Jay Silver and Eric Rosenbaum, both 32, came up with the idea for the MakeyMakey on a road trip to California two years ago. The device, which is a small, unique circuit board with a USB cable and alligator clips attached, can clip onto any electricity-conducting item which can then be used as a keyboard or game controller. The circuit board is designed to be recognised by a computer as a replacement for a standard keyboard. Rosenbaum explained that the idea behind the technology was to enable people to “see the world around them as a construction kit.” 150 beta versions of the device were sent out to test users, one of which was engineering professor Ms. Thomas of Minneapolis, who added, “My kids love it. My four-year-old daughter was able to plug it in and set it up. She has tried tin foil and Play-Doh and has even managed to connect herself to the kit.”
Silver explained that the device has unlimited possibilities, and that he and Rosenbaum connected the circuit board to a whole host of items during testing. The pair connected a broccoli head to run Skype, created a musical floor, turned two friends and a glass of milk into sound machines and also made beach balls and Play-Doh into game controllers. When questioned about health and safety concerns when using the technology with people and animals, Rosenbaum explained that the amount of current used is very small, and that there are fuses incorporated into the circuit board and the USB port to ensure the device is very safe. The product has been designed to be safe and easy to use as they hope children will enjoy learning about technology through their creativity.

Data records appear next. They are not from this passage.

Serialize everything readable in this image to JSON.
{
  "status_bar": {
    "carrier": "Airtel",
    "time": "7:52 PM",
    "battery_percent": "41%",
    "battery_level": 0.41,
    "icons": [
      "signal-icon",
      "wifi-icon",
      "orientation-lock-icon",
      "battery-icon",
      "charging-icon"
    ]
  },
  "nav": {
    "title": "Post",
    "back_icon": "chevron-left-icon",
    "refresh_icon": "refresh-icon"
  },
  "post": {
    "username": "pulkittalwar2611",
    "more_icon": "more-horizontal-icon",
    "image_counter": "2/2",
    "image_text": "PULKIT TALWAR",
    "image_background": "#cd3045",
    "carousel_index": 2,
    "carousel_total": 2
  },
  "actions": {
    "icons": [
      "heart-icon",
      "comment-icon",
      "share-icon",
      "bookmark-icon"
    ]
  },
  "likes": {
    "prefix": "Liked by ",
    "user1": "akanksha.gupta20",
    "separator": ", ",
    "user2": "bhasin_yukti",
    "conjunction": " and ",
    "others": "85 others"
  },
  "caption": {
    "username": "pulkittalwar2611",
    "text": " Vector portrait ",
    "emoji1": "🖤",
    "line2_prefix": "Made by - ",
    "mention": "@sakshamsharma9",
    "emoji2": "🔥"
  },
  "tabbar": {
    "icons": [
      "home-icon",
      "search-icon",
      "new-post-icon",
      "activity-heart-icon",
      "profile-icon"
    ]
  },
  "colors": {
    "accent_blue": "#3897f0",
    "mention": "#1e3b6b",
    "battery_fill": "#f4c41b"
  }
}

However, Silver and Rosenbaum insist that the device is not just a novelty, and that it has some astounding real-life applications. “A father is currently turning it into a computer interface for his son who is suffering from cerebral palsy,” added Silver, and many people have contacted them about adapting the MakeyMakey circuit board for those who are unable to use a conventional keyboard, which could help them to regain some of their independence.

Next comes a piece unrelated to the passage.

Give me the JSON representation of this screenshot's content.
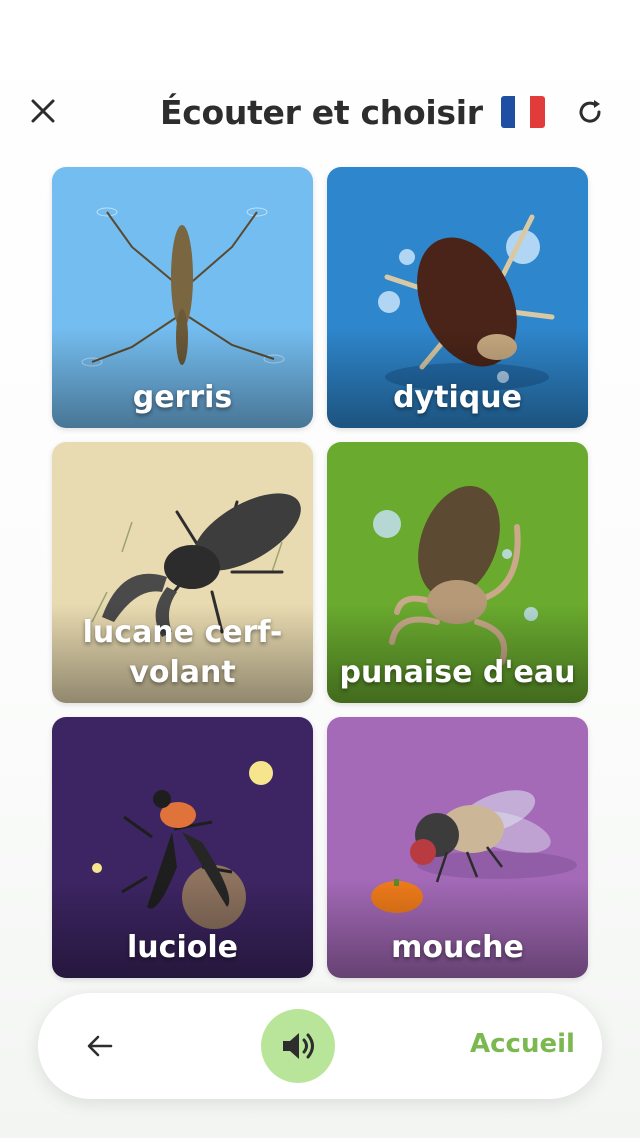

Moreover, the students believe that it could make a huge impact in schools. “It’s easy for kids to get turned off by science and maths, because of the way it is taught,” Silver added. “We wanted to make it easier for people to use engineering as a tool to fuel creativity.” Ms. Thomas, who trains future engineering teachers, believes that the kit could definitely be used in schools. “It is a great way to engage kids with science and technology. It helped my daughter to understand how circuits work and how to ground herself.”
The students have launched their invention on Kickstarter, a crowdsource funding site for entrepreneurs, and have already received over $440,000 in funding. Rosenbaum also explained that the pair receive a huge number of enquiries daily from people offering paid services and companies wishing to discuss collaborations. They have also been considering plans for the future. “We hope to develop a community of people using MakeyMakey and sharing their ideas and inventions with each other. We have lots of ideas for extensions and add-ons.”

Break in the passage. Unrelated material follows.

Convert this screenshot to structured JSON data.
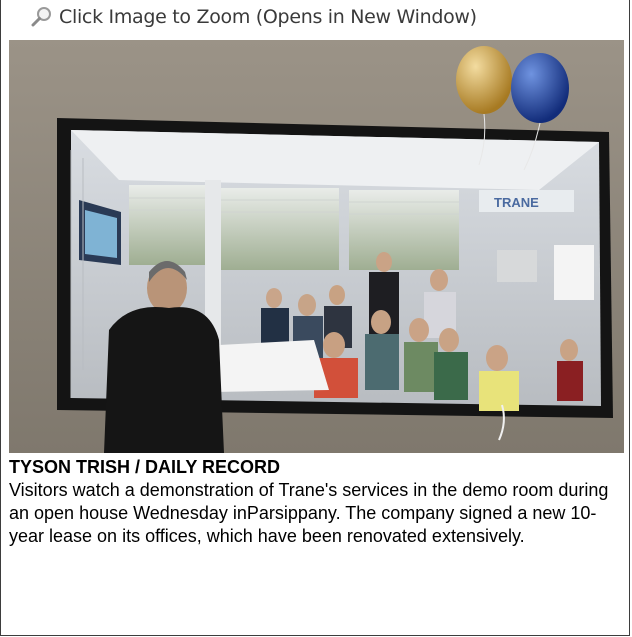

Personally, I think this lovely little invention is great. I think if these had been used in my science lessons, I’d have paid much more attention! But what do you think? Useful or useless? Let us know your thoughts in the comments.